I was astounded – I wasn’t expecting anything, but it would have made my mum proud if she had tasted it! It was a really nice surprise that he’d gone to that effort. Without wanting to sound vain, it made me feel proud that I was able to share that knowledge with a student, and for him to take it on board and make the dish for me.

 

That’s a great story – and good to know that the student can now make his own meals! Do you have any other examples of bonding with students?

So, I’m quite a big gamer. Around Christmas last year, one of the students came down every day to ask if his parcel had been delivered. Finally it arrived, and it was humungous. I was curious to find out what was inside, so I asked – and he said it was a PS5. I was amazed; they were so hard to get hold of at the time!

He was so excited, but he also knew I was into gaming, so he asked if I wanted to play some games on it with him… of course I did! He brought it down to the common room and we played Grand Theft Auto, which is one of my favourite games, and an American football game. It was great – it’s the only time I’ve had the chance to play on a PS5 so far.

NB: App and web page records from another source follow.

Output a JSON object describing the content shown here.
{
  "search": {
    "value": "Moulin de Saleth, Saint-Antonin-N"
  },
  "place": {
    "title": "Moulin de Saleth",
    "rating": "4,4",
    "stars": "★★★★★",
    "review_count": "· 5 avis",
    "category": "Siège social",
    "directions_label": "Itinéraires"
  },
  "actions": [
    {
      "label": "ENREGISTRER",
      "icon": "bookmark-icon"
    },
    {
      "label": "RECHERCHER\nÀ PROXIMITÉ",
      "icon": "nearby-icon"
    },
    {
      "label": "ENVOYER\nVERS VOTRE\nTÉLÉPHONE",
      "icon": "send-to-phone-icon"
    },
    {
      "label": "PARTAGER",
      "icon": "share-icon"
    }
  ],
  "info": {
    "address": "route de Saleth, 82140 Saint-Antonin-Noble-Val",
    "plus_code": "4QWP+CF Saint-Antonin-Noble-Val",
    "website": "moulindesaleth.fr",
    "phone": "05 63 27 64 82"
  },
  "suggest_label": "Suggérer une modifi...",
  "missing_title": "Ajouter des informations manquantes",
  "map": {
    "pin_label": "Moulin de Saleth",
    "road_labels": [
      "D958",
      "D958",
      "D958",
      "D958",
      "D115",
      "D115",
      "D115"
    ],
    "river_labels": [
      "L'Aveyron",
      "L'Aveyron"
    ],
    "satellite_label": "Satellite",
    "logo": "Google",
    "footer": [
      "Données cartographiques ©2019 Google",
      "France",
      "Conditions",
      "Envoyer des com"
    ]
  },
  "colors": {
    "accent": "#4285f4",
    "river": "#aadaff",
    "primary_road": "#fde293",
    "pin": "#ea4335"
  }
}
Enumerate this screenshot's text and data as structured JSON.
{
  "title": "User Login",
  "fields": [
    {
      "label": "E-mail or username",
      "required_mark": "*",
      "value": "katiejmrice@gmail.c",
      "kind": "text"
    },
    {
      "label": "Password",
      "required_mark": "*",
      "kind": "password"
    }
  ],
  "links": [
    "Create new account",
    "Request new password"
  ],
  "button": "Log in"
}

He’s still living in London having finished uni, and he pops in every now and then and asks how we’re doing.

 

You mentioned that you work across two buildings, Wellington Lodge and Moonraker Point. How different are they?

There’s a different mix of students at both. At Wellington Lodge, a lot of our students are international students, many of them postgraduates. Whereas in Moonraker Point, there’s a mix; it’s heavily first year students. Occasionally we get second- and third-year students who come and stay with us again, which we love, because it’s a familiar face.

I don’t have a preference, but I love the interaction with international students at Wellington Lodge. I sometimes ask them to teach me how to speak a bit of their language. I think it’s important to know how to speak their language a little bit, as it’s obviously frightening to come to London for the first time, and knowing a few words surprises them but also makes them feel a bit more safe and welcome. I’ve greeted Chinese students in Mandarin before and, even though some of them are wearing face masks, you can see the smile beaming through; they’re not expecting someone from a different culture to speak their language.

The buildings, and the students, are great in general.

 

What would you say to someone who was interested in being a Service and Sales Advisor at Unite Students?

If there’s anyone interested in going for the Service and Sales Advisor role, definitely go for it! No two days are the same, your team is fantastic, and you’ll always be fully supported by your Operations Managers and Area Managers. There’s a genuine excitement I feel coming into work every day.

I temped for the company in 2014, and after I graduated in 2019, Unite Students was the only place I felt comfortable working in and I genuinely wanted to come back. I applied for the role and one of my supervisors, Luca, phoned me – I was so happy to hear his voice! He asked how I felt about coming back, and I said, “Just tell me when and where and I’ll be there straight away!”

I’ve enjoyed every minute that I’ve been back. I’ve been slowly trying to progress my role a little bit further by taking on new challenges, recently signing up to join the welfare team. I’ve always been interested in that – my background is in psychology and sociology, so being a welfare lead is a great opportunity for me to start putting my studies into practice at work.

It always feels like there’s room for progression in this company; I’ve known Service and Sales Advisors who’ve progressed to being a supervisor and then an Operations Manager. You can work your way up and up and up. It’s an exciting company to work for!

 

You can watch our previous Day in the Life video, with Student Support Manager Jenny Dalzell, here.